For me, it’s the posi numbers era of bands. Desperate Measures, Mental, Righteous Jams, Right Brigade, The Wrong Side, and stuff like that. When I was younger, I used to watch the Posi Numbers 2004 videos a lot, but I just missed being able to see all those bands when I was getting into hardcore in 2006/2007. I wanted to try to make a band that I feel like would have fit in on that DVD.
What were the most important lyrical influences?
Pretty much just being straight edge and pissed off.
What do you love about hardcore right now? What should change?
I love that there are so many good bands of every style. I like that there’s starting to be a shift towards more unity. From heavy shit to fast shit, it’s all hardcore and doesn’t need some cliquey nonsense.
One thing I wish would go away is people whose participation with hardcore exists more online than it does in real life trying to dictate what hardcore should and shouldn’t be.
Can you describe the hardcore scene in Philadelphia?
I think Philly hardcore is one of, if not the best scene in the country. Bob and Joe book the best shows. We have good bands and a good group of people dedicated to the scene. People come and people go, but Philly hardcore keeps moving forward whether people like it or not.
Payback is, in my opinion, the most important band in the city. They’re a band that brings everyone together.
Chemical Fix is a band I love that I think is currently flying under the radar. As far as I know, they finished up a new record right before Covid, so hopefully when all this shit is over, we can finally hear it.
Mobile Terror Unit is one of my favorite bands to see live. Great music and Zack Elmer is a maniac.
Simulakra. They’re from Delaware but they kick ass. They were picking up steam before Covid so I’m excited to see where they go.
What should people know about Struck Nerve? About Rattle the Cage?
Struck Nerve is a straight edge band and we’ll always be a straight edge band.
Is there anything else you’d like to say?
Hardcore is the coolest thing in the world. People should feel pride in being a part of the hardcore community. Read the record inserts to your favorite bands and learn all the words. Sing all the words and jump off the stage. You only get out of it what you put in.
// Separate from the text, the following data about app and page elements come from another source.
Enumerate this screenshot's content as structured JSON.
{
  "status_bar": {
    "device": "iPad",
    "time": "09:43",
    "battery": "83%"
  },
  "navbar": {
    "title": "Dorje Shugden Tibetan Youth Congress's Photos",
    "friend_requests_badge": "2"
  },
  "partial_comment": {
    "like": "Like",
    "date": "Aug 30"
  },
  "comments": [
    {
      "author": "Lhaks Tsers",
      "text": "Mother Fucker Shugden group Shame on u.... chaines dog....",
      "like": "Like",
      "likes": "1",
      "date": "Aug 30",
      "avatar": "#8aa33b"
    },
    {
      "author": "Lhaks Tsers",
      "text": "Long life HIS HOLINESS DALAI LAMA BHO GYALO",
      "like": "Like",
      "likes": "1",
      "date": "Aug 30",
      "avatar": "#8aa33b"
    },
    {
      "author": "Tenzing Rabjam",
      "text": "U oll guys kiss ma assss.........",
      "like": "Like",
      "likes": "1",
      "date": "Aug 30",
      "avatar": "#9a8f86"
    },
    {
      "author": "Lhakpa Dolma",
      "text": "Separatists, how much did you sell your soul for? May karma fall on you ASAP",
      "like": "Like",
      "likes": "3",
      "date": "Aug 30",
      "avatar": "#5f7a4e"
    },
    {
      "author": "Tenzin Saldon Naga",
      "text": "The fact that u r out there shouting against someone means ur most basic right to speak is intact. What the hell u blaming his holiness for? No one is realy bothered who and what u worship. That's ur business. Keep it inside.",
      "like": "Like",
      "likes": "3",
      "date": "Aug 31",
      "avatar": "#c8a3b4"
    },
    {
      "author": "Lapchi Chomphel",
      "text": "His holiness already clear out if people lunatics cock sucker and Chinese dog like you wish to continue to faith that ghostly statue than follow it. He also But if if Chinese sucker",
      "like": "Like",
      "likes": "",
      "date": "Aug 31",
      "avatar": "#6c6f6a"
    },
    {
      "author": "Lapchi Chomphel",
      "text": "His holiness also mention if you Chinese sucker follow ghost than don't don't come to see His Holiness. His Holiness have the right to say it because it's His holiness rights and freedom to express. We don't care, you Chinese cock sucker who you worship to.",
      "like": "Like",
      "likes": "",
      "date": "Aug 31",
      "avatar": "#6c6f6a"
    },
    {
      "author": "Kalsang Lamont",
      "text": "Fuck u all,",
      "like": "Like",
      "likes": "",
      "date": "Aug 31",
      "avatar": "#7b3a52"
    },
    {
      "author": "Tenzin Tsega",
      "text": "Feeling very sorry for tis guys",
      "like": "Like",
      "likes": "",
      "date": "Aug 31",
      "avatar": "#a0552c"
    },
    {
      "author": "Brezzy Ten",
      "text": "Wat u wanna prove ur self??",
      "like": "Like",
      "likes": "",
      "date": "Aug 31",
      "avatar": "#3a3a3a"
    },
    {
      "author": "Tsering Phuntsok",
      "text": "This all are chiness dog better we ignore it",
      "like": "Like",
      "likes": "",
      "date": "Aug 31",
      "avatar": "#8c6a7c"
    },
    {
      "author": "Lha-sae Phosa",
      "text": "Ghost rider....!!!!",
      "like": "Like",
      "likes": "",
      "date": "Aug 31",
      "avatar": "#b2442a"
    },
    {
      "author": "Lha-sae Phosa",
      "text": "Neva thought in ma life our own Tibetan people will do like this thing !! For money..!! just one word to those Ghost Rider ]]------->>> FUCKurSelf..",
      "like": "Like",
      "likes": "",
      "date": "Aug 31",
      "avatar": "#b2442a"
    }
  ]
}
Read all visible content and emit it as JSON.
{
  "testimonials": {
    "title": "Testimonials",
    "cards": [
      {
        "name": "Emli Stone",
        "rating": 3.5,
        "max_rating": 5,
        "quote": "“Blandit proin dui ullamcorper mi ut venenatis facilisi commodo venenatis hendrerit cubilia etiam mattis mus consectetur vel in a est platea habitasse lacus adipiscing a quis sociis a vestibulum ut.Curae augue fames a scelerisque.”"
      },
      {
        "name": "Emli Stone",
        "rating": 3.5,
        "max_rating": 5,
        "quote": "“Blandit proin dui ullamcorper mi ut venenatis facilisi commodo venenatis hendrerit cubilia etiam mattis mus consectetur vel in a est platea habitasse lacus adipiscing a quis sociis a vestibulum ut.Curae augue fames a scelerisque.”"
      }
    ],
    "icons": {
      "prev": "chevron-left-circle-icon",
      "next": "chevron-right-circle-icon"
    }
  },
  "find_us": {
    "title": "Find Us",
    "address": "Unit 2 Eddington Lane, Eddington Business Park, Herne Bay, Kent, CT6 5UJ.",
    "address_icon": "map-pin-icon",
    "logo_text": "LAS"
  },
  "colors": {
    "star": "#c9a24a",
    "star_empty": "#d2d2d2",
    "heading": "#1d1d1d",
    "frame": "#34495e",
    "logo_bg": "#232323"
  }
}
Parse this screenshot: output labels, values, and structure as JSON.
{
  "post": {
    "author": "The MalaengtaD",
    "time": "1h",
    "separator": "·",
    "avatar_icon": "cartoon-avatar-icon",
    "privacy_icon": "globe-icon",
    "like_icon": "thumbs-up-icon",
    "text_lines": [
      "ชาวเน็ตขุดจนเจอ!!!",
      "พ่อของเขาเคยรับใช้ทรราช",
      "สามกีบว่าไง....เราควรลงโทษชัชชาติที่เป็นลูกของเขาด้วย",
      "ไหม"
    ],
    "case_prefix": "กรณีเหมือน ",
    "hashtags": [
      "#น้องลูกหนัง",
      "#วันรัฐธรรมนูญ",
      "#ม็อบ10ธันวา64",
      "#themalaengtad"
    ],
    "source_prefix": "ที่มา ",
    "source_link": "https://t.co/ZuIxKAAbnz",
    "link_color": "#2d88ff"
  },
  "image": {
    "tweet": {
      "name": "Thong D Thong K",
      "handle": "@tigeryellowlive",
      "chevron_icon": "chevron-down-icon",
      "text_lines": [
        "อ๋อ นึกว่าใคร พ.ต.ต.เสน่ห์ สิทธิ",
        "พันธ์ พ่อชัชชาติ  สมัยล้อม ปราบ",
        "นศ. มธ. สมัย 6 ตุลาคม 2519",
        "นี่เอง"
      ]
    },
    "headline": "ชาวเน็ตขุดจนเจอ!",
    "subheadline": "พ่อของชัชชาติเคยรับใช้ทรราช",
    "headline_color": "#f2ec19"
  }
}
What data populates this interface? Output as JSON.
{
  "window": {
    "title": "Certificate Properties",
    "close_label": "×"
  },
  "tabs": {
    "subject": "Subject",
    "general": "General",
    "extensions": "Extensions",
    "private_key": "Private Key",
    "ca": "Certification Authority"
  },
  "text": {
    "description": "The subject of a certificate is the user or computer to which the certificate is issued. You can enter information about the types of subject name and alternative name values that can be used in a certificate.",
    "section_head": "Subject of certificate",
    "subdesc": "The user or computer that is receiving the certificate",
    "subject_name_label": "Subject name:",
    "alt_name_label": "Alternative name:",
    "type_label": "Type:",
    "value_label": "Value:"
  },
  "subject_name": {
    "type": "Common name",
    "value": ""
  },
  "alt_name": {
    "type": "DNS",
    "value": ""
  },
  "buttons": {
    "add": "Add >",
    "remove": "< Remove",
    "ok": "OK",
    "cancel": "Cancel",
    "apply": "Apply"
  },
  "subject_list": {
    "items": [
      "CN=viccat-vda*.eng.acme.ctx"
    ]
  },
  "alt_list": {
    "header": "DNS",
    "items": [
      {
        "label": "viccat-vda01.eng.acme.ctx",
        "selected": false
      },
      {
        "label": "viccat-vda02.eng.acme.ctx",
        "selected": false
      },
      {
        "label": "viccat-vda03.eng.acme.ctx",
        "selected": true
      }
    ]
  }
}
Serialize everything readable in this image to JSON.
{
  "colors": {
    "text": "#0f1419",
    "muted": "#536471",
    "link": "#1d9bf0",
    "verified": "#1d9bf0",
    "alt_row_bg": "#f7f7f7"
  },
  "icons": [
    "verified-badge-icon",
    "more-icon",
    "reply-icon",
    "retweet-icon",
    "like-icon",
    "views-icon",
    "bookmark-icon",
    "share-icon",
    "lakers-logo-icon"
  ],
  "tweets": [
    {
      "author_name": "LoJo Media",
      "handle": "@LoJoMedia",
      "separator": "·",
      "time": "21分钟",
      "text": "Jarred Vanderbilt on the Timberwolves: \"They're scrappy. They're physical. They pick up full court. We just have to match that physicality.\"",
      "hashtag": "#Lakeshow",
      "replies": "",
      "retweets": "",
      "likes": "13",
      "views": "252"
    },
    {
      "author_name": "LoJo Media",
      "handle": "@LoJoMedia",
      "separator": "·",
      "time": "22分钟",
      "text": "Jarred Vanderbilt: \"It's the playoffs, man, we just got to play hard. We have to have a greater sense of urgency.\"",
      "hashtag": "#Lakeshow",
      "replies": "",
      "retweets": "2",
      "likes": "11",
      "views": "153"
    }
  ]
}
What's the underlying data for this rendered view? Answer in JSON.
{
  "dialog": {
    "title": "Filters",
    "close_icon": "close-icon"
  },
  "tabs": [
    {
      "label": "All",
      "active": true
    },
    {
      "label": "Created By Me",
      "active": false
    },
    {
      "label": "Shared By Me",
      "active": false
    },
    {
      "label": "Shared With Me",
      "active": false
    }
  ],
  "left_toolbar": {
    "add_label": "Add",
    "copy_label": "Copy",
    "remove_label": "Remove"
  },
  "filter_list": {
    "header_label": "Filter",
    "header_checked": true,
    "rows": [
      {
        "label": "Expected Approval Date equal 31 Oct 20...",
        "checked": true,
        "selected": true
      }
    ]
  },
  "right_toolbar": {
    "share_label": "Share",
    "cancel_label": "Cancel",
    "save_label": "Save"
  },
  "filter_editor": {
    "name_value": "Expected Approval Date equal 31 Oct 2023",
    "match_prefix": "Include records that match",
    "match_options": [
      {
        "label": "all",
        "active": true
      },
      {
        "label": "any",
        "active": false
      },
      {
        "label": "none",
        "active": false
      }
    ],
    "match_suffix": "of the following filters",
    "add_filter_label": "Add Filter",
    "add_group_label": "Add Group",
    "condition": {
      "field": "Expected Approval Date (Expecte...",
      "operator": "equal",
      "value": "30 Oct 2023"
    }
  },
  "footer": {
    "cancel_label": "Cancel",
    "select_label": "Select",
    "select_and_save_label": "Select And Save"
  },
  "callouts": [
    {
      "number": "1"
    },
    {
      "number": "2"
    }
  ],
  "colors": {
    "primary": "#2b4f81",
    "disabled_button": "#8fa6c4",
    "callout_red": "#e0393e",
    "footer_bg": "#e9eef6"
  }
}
Struck Nerve’s Rattle the Cage is out through Wyatt Oberholzer.